* _EXERCISE AIM_:
Lines in the listing below that contain the string "date" are to be found and copied.
**** RECORDED INFORMATION
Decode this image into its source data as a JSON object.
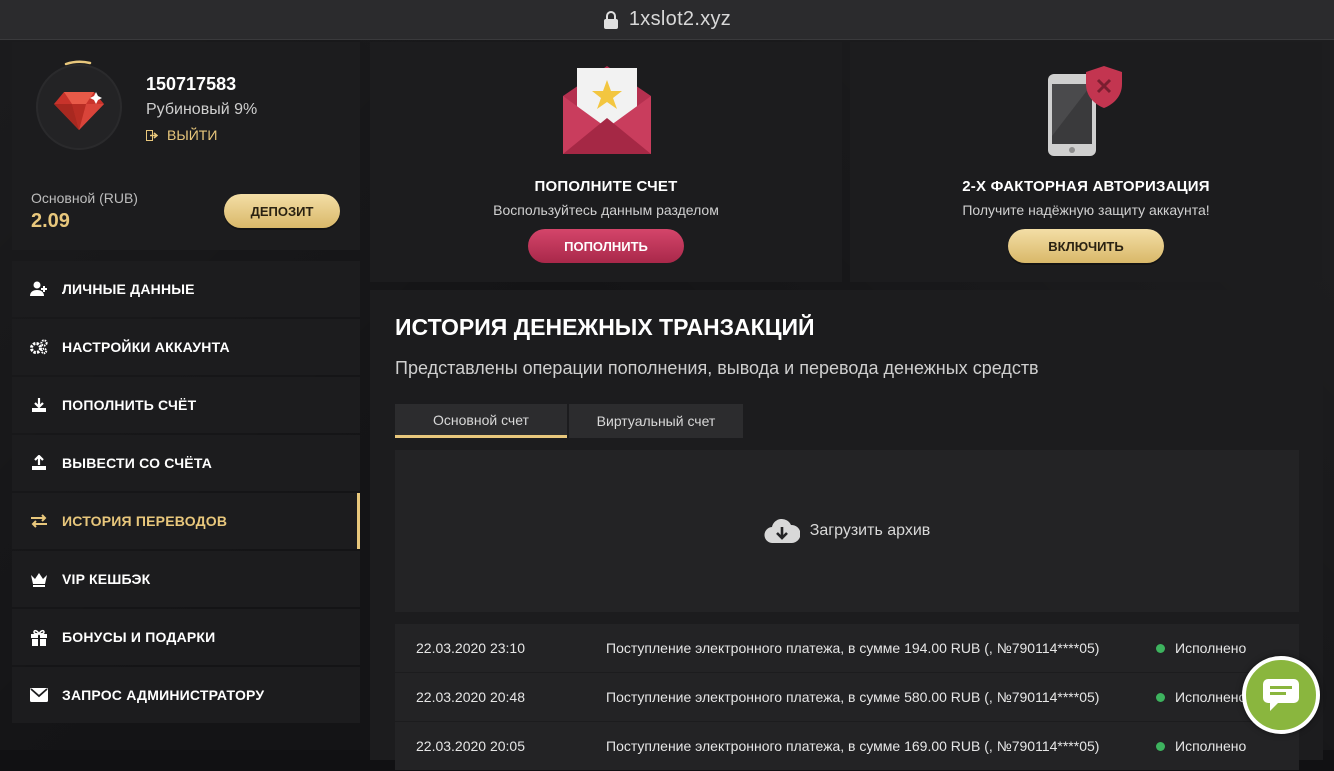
{
  "browser": {
    "url": "1xslot2.xyz",
    "lock_icon": "lock-icon"
  },
  "profile": {
    "user_id": "150717583",
    "level": "Рубиновый 9%",
    "logout_label": "ВЫЙТИ",
    "balance_label": "Основной (RUB)",
    "balance_value": "2.09",
    "deposit_label": "ДЕПОЗИТ",
    "avatar_icon": "ruby-gem-icon"
  },
  "menu": {
    "items": [
      {
        "label": "ЛИЧНЫЕ ДАННЫЕ",
        "icon": "user-plus-icon"
      },
      {
        "label": "НАСТРОЙКИ АККАУНТА",
        "icon": "gears-icon"
      },
      {
        "label": "ПОПОЛНИТЬ СЧЁТ",
        "icon": "download-icon"
      },
      {
        "label": "ВЫВЕСТИ СО СЧЁТА",
        "icon": "upload-icon"
      },
      {
        "label": "ИСТОРИЯ ПЕРЕВОДОВ",
        "icon": "transfer-arrows-icon",
        "active": true
      },
      {
        "label": "VIP КЕШБЭК",
        "icon": "crown-icon"
      },
      {
        "label": "БОНУСЫ И ПОДАРКИ",
        "icon": "gift-icon"
      },
      {
        "label": "ЗАПРОС АДМИНИСТРАТОРУ",
        "icon": "envelope-icon"
      }
    ]
  },
  "cards": {
    "deposit": {
      "title": "ПОПОЛНИТЕ СЧЕТ",
      "subtitle": "Воспользуйтесь данным разделом",
      "button": "ПОПОЛНИТЬ",
      "icon": "envelope-star-icon"
    },
    "twofa": {
      "title": "2-Х ФАКТОРНАЯ АВТОРИЗАЦИЯ",
      "subtitle": "Получите надёжную защиту аккаунта!",
      "button": "ВКЛЮЧИТЬ",
      "icon": "phone-shield-icon"
    }
  },
  "history": {
    "title": "ИСТОРИЯ ДЕНЕЖНЫХ ТРАНЗАКЦИЙ",
    "subtitle": "Представлены операции пополнения, вывода и перевода денежных средств",
    "tabs": [
      "Основной счет",
      "Виртуальный счет"
    ],
    "active_tab": 0,
    "archive_label": "Загрузить архив",
    "archive_icon": "cloud-download-icon",
    "rows": [
      {
        "date": "22.03.2020 23:10",
        "desc": "Поступление электронного платежа, в сумме 194.00 RUB (, №790114****05)",
        "status": "Исполнено"
      },
      {
        "date": "22.03.2020 20:48",
        "desc": "Поступление электронного платежа, в сумме 580.00 RUB (, №790114****05)",
        "status": "Исполнено"
      },
      {
        "date": "22.03.2020 20:05",
        "desc": "Поступление электронного платежа, в сумме 169.00 RUB (, №790114****05)",
        "status": "Исполнено"
      }
    ]
  },
  "colors": {
    "gold": "#e8c77c",
    "red": "#c13a5e",
    "success": "#3db35e",
    "chat": "#8ab63e"
  },
  "chat": {
    "icon": "chat-bubble-icon"
  }
}
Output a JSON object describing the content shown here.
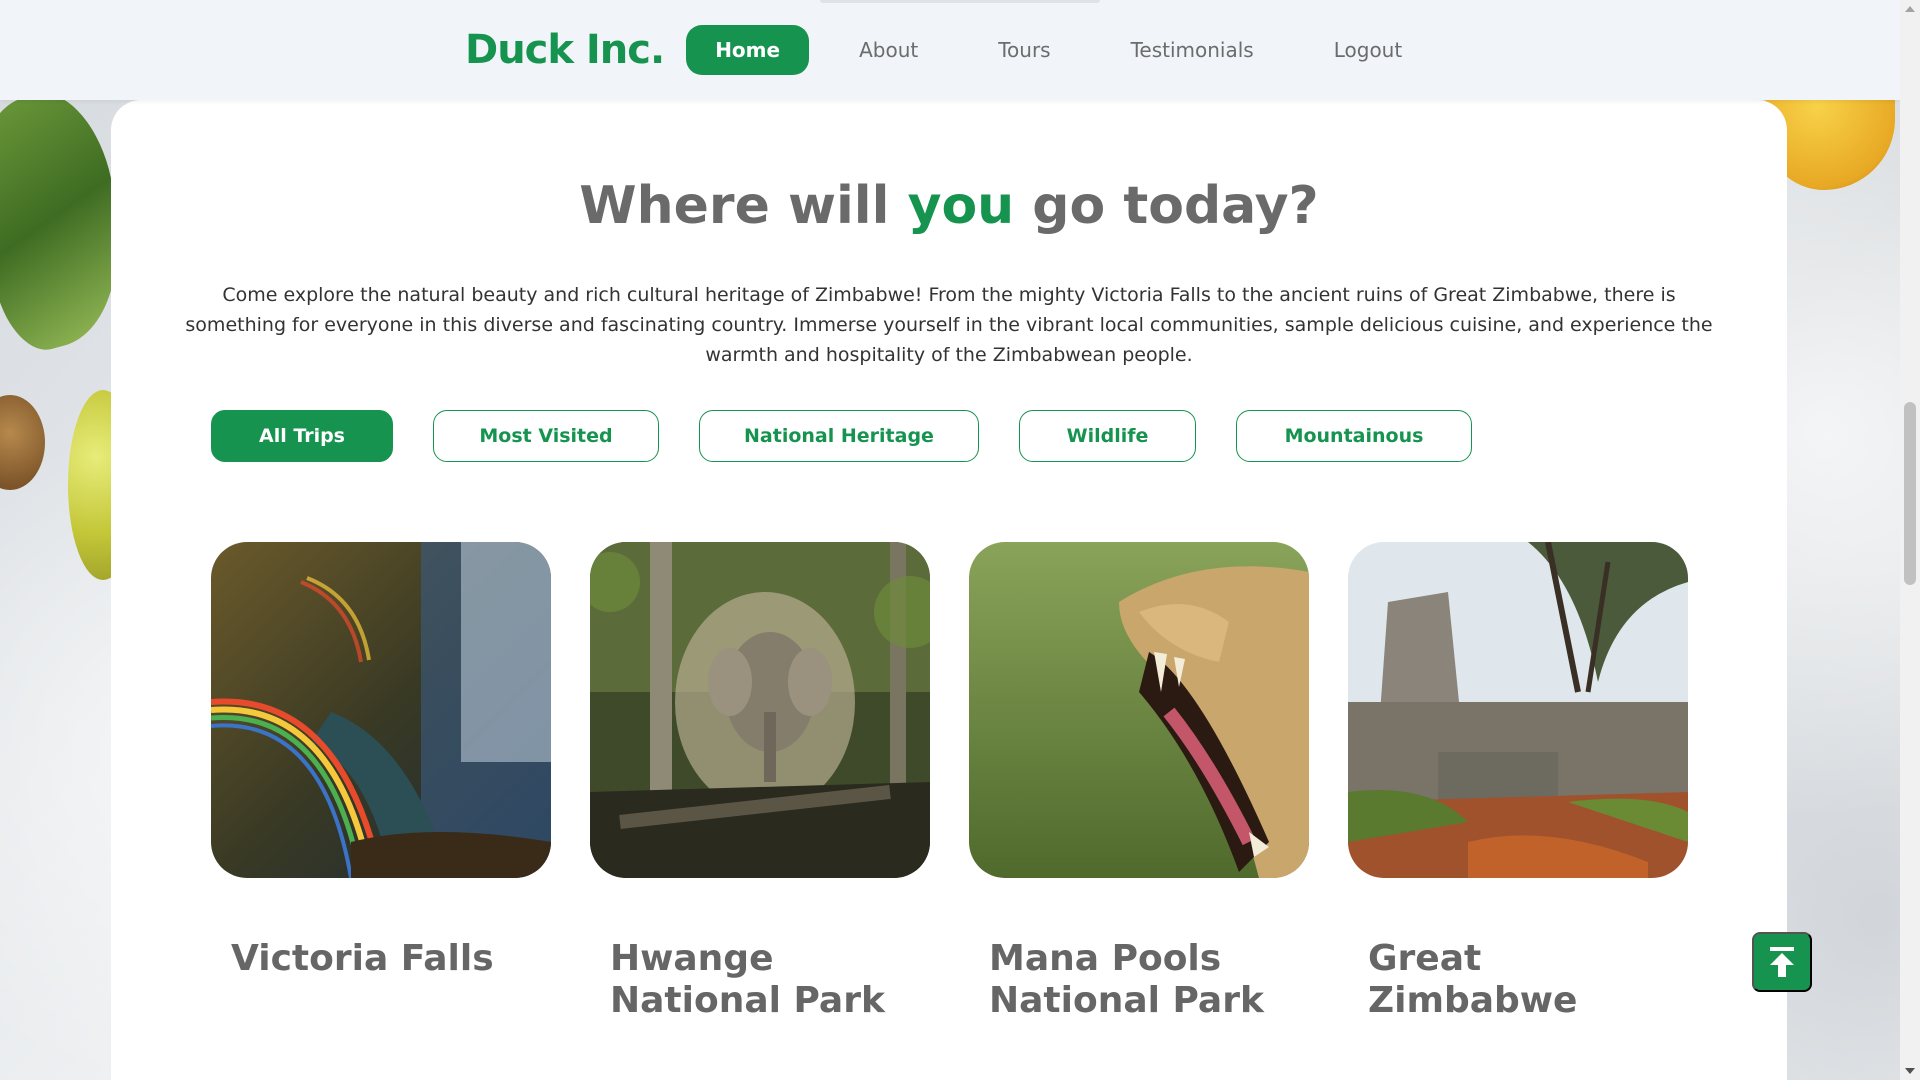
{
  "brand": "Duck Inc.",
  "nav": {
    "home": "Home",
    "about": "About",
    "tours": "Tours",
    "testimonials": "Testimonials",
    "logout": "Logout"
  },
  "hero": {
    "title_before": "Where will ",
    "title_accent": "you",
    "title_after": " go today?",
    "intro": "Come explore the natural beauty and rich cultural heritage of Zimbabwe! From the mighty Victoria Falls to the ancient ruins of Great Zimbabwe, there is something for everyone in this diverse and fascinating country. Immerse yourself in the vibrant local communities, sample delicious cuisine, and experience the warmth and hospitality of the Zimbabwean people."
  },
  "filters": {
    "all": "All Trips",
    "most_visited": "Most Visited",
    "heritage": "National Heritage",
    "wildlife": "Wildlife",
    "mountainous": "Mountainous"
  },
  "tours": [
    {
      "name": "Victoria Falls",
      "image": "victoria-falls-rainbow"
    },
    {
      "name": "Hwange National Park",
      "image": "elephant-in-forest"
    },
    {
      "name": "Mana Pools National Park",
      "image": "lion-yawning"
    },
    {
      "name": "Great Zimbabwe",
      "image": "stone-tower-ruins"
    }
  ],
  "colors": {
    "accent": "#16944f",
    "nav_bg": "#f1f4f8",
    "text_muted": "#6a6a6a"
  },
  "icons": {
    "back_to_top": "arrow-up-to-line-icon"
  }
}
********
* _EXERCISE ANSWER_:
        "date": "22.03.2020 23:10",
        "date": "22.03.2020 20:48",
        "date": "22.03.2020 20:05",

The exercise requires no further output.